“Hello,” he said when I placed my things on the counter. He still held the same look while he rang up my items. “Three dollars and eighty-nine cents.” I noticed that his voice even sounded familiar.
I handed him the five I had. His fingers looked like they had been worn from chewing or possibly tedious hours of playing guitar. His hazel eyes met mine when he reached for the money. As he got my change from the register I noticed how his hair had been gelled upward towards the center, as in a faux-hawk. He handed me the change with a smile. “Have a nice day,” he said.
I took my bottles and shoved the change in my pocket. As I reached the door I paused. I had to know for myself if he was actually someone that I knew. I turned back. “I know this sounds crazy, but I swear I’ve seen you somewhere before.” He looked towards me with a gleam in his eye. “Can I ask you what your name is?” I asked with a sheepish grin.
“Nolan,” he replied. “And can I be honest?”
“Yeah?” I said, hoping this wasn’t going to turn out to be awkward.
“I was kind of thinking the same thing.” He choked out a laugh.

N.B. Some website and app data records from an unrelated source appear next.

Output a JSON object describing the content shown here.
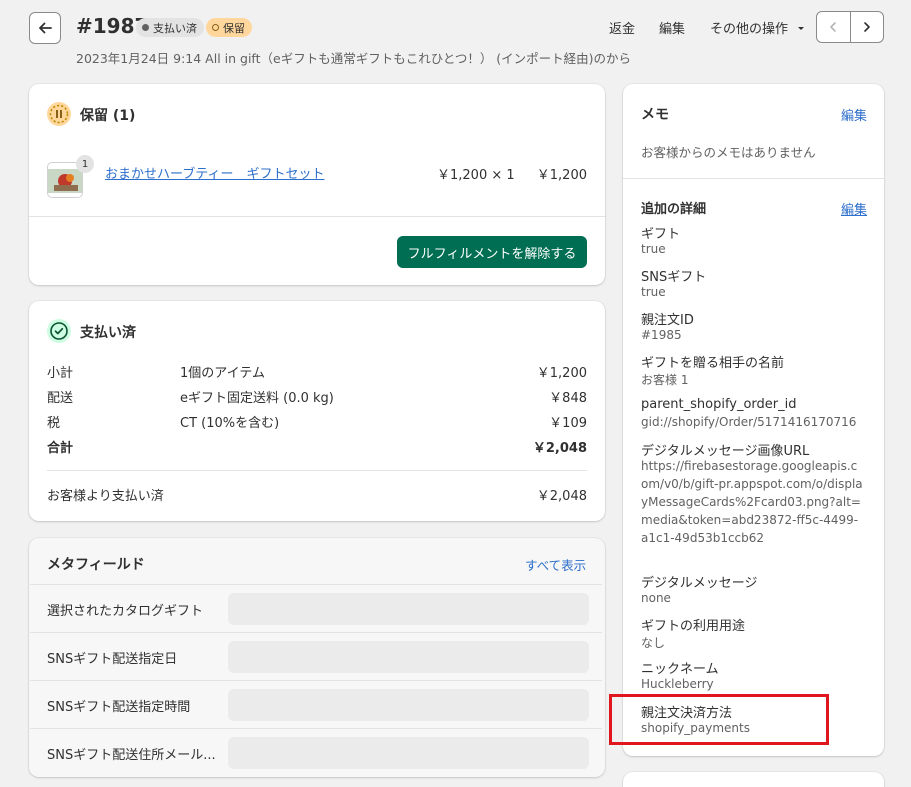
{
  "header": {
    "order_number": "#1987",
    "badge_paid": "支払い済",
    "badge_hold": "保留",
    "subtitle": "2023年1月24日 9:14 All in gift（eギフトも通常ギフトもこれひとつ！） (インポート経由)のから",
    "refund": "返金",
    "edit": "編集",
    "more_actions": "その他の操作"
  },
  "hold_card": {
    "title": "保留 (1)",
    "item_name": "おまかせハーブティー　ギフトセット",
    "item_qty_badge": "1",
    "unit_price": "￥1,200 × 1",
    "line_total": "￥1,200",
    "release_button": "フルフィルメントを解除する"
  },
  "payment_card": {
    "title": "支払い済",
    "rows": [
      {
        "label": "小計",
        "desc": "1個のアイテム",
        "amount": "￥1,200"
      },
      {
        "label": "配送",
        "desc": "eギフト固定送料 (0.0 kg)",
        "amount": "￥848"
      },
      {
        "label": "税",
        "desc": "CT (10%を含む)",
        "amount": "￥109"
      },
      {
        "label": "合計",
        "desc": "",
        "amount": "￥2,048"
      }
    ],
    "paid_by_customer_label": "お客様より支払い済",
    "paid_by_customer_amount": "￥2,048"
  },
  "metafields_card": {
    "title": "メタフィールド",
    "show_all": "すべて表示",
    "fields": [
      {
        "label": "選択されたカタログギフト"
      },
      {
        "label": "SNSギフト配送指定日"
      },
      {
        "label": "SNSギフト配送指定時間"
      },
      {
        "label": "SNSギフト配送住所メール..."
      }
    ]
  },
  "memo_card": {
    "title": "メモ",
    "edit": "編集",
    "empty_text": "お客様からのメモはありません"
  },
  "details_card": {
    "title": "追加の詳細",
    "edit": "編集",
    "items": [
      {
        "key": "ギフト",
        "value": "true"
      },
      {
        "key": "SNSギフト",
        "value": "true"
      },
      {
        "key": "親注文ID",
        "value": "#1985"
      },
      {
        "key": "ギフトを贈る相手の名前",
        "value": "お客様 1"
      },
      {
        "key": "parent_shopify_order_id",
        "value": "gid://shopify/Order/5171416170716"
      },
      {
        "key": "デジタルメッセージ画像URL",
        "value": "https://firebasestorage.googleapis.com/v0/b/gift-pr.appspot.com/o/displayMessageCards%2Fcard03.png?alt=media&token=abd23872-ff5c-4499-a1c1-49d53b1ccb62"
      },
      {
        "key": "デジタルメッセージ",
        "value": "none"
      },
      {
        "key": "ギフトの利用用途",
        "value": "なし"
      },
      {
        "key": "ニックネーム",
        "value": "Huckleberry"
      },
      {
        "key": "親注文決済方法",
        "value": "shopify_payments"
      }
    ]
  },
  "colors": {
    "primary_button": "#006e52",
    "link": "#2c6ecb",
    "hold_badge": "#ffd79d",
    "highlight": "#e0161f"
  }
}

“Well, I’m Mia,” I said taking a couple steps closer. “I’m at the camp right now. I guess I just forgot a couple of things at home.”
“Ah. Yeah, I’m there too. But I just work here part time. Might as well try to earn some money while I’m here,” he snickered. “Maybe we’ve seen each other around school. Do you go to Marysville Pilchuck High School?”
“Actually I do,” I laughed. “Small world I take it?”
He smiled without a word.
“Well I better get going. Don’t want to miss out on breakfast.”
“See you around then.” Another customer walked in. It had been the shaggy haired guy Cathy introduced me to the night before. I think his name was Mark. “Maybe I’ll have to come find you later on,” Nolan suggested.
“Sure. Sounds fun.” I waved goodbye before heading down the path and back to the cabin to get my things. I checked myself in the crummy mirror we had. My hair was still messy and my tank top didn’t do me any justice. Great first impression. But I figured that since that we were all attending camp, looks didn’t quite matter too much.